[Goal of the exercise]:
From the entries below, copy out every line with "Oracle" in it.

+++ Records shown +++

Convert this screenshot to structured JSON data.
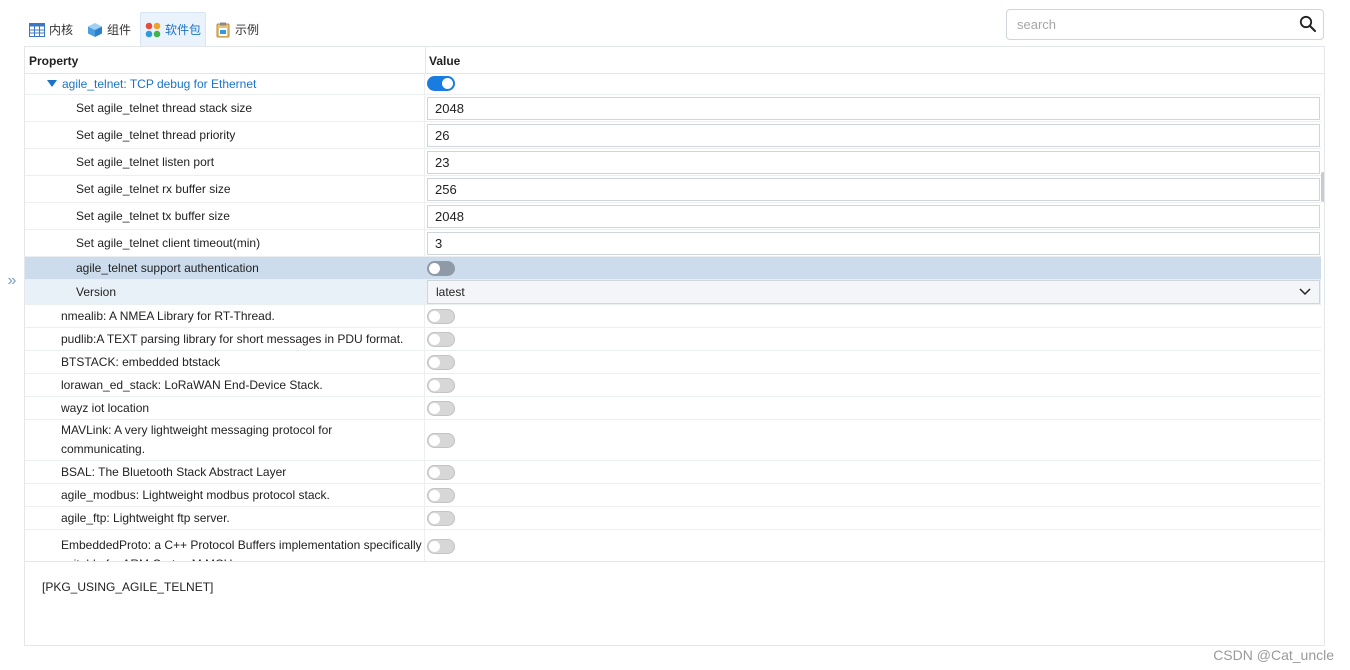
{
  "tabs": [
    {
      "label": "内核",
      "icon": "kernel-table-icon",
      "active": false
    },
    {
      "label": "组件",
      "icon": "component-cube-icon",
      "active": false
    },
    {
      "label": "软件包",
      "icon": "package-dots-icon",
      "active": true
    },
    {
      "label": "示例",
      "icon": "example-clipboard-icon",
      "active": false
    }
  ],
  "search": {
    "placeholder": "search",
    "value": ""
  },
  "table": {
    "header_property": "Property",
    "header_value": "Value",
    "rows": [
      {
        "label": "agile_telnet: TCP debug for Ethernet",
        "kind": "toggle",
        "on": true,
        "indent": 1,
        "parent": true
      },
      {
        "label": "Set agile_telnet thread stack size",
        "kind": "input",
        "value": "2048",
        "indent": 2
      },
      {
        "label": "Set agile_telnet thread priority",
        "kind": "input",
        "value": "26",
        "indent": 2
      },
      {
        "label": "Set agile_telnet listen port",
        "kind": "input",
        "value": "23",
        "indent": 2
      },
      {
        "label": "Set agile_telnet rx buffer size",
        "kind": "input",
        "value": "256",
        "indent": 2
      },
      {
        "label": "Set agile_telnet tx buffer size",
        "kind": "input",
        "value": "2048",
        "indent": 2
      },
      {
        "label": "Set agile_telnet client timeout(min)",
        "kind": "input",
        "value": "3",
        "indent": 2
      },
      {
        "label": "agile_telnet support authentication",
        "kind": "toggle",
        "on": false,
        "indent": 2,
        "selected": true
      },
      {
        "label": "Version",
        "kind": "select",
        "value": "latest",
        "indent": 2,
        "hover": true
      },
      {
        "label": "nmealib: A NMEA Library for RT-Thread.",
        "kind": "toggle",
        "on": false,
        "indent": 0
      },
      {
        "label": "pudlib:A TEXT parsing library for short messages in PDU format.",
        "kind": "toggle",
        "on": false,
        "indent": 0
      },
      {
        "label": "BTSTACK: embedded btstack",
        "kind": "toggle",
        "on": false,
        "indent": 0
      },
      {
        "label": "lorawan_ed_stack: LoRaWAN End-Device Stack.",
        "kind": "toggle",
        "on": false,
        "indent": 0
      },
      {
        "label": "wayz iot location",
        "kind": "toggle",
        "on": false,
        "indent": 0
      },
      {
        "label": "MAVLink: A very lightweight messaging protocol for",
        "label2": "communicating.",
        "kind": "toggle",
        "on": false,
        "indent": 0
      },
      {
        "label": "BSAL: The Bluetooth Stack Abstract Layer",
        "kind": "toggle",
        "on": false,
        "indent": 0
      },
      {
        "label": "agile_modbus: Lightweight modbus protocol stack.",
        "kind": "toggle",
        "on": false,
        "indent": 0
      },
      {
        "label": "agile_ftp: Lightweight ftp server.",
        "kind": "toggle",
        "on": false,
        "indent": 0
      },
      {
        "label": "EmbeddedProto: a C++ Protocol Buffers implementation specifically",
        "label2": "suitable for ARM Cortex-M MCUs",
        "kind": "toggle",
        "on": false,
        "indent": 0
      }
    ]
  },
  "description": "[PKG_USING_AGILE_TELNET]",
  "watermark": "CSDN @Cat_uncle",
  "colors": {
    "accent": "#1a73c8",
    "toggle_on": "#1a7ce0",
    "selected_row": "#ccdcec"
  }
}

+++
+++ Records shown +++

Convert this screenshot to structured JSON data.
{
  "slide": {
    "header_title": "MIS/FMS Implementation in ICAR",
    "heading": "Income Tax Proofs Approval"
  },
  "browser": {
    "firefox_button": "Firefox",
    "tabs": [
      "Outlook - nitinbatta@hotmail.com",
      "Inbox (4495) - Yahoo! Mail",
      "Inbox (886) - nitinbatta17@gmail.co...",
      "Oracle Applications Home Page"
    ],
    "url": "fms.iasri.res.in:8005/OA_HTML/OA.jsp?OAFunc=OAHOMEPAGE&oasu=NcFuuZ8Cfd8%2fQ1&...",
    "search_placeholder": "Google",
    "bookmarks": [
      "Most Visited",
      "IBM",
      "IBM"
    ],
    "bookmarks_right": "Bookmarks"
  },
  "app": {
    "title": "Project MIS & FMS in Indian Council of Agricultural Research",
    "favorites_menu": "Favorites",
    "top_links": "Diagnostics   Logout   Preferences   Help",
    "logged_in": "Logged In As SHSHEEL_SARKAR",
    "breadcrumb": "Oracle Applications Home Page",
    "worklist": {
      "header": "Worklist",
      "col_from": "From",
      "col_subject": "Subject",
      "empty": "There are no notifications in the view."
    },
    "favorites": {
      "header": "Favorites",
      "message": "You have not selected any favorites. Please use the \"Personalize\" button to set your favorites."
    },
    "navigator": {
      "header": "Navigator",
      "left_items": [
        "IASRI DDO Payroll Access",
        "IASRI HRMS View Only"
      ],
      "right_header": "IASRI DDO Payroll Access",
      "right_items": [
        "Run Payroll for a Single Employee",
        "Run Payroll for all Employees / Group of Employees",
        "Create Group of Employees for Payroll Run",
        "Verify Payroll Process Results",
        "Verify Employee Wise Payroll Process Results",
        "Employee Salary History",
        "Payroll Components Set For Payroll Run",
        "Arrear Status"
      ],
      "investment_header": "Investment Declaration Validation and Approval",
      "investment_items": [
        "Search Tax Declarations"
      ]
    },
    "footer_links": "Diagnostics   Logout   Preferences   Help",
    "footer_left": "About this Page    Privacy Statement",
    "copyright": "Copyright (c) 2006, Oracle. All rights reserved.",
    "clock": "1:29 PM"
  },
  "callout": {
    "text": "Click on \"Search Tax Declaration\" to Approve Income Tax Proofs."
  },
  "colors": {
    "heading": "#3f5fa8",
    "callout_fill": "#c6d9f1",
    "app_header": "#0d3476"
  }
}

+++

[Reply to the task]:
      "Oracle Applications Home Page"
    "breadcrumb": "Oracle Applications Home Page",
    "copyright": "Copyright (c) 2006, Oracle. All rights reserved.",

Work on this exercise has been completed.